“At CLS we are assisting people with disabilities to have authority over their own lives,” says Dehem. “As an organization, we have converted to a model of support rather than a system of professionals, programs and facilities — people should not have to give up their freedom and life because they happen to need support as a result of a disability.” He adds, “We all need the support of others in our lives.”
Edmund Burke, author, political theorist and philosopher, said, “all it takes for evil to triumph is the silence of good men.” Over the years, advocates, parents, friends, the media and concerned elected officials refused to remain silent.
Gov. Milliken is a mentor of sorts to our current “reinvention governor,” Rick Snyder. Perhaps Gov. Snyder will complete the job begun by Milliken by helping fulfill the dreams of Andre Robinson and Ray Schuholz and all the people they advocate.
Today, we see the success of that once new approach in the smiles of people who had been institutionalized and those who never saw the inside of a state institution, who are now living their lives, their way, in their communities. We have witnessed what can happen when good people stand up and speak out.
Michigan has come a long way from the days of banishing people with disabilities to large state institutions. Yet we should never rest on our laurels, thinking the job is done because one evil has been eliminated.
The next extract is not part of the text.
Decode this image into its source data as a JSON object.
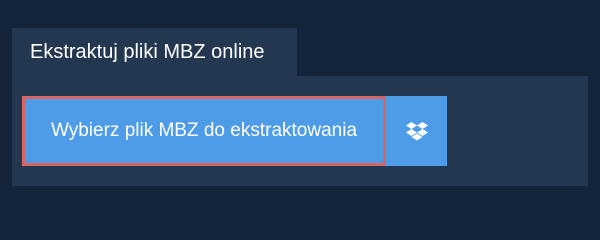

Hoyle sums it up, “Until all people with disabilities have the rights and opportunities preordained to every citizen of this great country, there is work that remains to be done.”